● WHAT NEEDS TO BE DONE
Each line in the records below that has the word "mouse" should be copied.

● WORKING DATA
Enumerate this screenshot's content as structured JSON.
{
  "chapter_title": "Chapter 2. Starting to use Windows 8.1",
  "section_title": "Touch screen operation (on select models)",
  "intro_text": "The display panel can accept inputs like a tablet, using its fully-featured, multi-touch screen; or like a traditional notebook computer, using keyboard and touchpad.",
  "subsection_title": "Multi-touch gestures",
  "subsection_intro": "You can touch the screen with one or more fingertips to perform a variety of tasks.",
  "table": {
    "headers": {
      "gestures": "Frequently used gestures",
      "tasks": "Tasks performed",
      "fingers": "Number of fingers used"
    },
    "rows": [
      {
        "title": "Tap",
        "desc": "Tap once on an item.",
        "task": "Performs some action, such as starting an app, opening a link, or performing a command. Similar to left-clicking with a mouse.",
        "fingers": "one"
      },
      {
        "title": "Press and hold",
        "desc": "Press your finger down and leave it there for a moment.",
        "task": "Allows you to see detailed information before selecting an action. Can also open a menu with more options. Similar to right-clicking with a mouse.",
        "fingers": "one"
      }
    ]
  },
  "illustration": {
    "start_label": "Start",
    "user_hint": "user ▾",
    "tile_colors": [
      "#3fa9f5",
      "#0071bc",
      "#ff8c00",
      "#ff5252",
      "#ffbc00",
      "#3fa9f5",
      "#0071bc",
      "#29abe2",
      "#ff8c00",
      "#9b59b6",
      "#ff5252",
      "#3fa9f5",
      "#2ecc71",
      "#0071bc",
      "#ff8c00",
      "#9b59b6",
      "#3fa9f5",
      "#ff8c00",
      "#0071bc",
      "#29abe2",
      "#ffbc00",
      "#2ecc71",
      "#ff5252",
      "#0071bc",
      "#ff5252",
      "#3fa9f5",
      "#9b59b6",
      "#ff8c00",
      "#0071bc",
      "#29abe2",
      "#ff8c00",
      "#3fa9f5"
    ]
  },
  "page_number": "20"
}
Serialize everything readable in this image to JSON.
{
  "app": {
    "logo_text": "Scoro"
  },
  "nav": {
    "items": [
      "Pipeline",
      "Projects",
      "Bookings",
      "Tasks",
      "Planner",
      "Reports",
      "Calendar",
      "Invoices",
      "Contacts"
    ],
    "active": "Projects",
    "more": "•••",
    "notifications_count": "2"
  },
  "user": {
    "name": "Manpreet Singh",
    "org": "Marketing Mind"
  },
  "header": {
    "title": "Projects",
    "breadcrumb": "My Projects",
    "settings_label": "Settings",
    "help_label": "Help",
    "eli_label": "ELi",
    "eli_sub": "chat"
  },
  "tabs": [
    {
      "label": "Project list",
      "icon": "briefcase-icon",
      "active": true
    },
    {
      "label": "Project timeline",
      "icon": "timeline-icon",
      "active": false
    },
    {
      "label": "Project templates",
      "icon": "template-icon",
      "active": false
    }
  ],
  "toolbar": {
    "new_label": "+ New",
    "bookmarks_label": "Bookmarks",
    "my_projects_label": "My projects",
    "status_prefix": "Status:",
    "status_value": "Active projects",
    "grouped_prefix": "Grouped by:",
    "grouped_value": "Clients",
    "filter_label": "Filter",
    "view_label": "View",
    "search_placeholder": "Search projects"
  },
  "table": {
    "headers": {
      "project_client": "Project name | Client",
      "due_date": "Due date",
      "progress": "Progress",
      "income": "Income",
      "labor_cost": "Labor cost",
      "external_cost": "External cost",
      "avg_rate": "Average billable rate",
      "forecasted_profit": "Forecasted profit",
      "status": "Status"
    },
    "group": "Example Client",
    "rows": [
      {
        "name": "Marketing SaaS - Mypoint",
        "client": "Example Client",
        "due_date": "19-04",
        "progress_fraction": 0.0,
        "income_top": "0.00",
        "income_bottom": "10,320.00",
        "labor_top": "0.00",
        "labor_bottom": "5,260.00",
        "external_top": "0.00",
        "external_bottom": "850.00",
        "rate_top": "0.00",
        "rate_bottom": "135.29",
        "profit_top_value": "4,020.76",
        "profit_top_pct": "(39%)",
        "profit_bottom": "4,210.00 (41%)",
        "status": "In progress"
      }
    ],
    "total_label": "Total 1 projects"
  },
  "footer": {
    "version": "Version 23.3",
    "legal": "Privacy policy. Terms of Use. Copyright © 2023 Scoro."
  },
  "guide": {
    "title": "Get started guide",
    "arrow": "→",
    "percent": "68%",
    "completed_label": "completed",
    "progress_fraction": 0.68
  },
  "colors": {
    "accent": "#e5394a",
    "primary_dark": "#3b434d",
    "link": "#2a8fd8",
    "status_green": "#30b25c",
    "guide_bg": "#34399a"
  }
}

● RESULT OF THE EXERCISE
        "task": "Performs some action, such as starting an app, opening a link, or performing a command. Similar to left-clicking with a mouse.",
        "task": "Allows you to see detailed information before selecting an action. Can also open a menu with more options. Similar to right-clicking with a mouse.",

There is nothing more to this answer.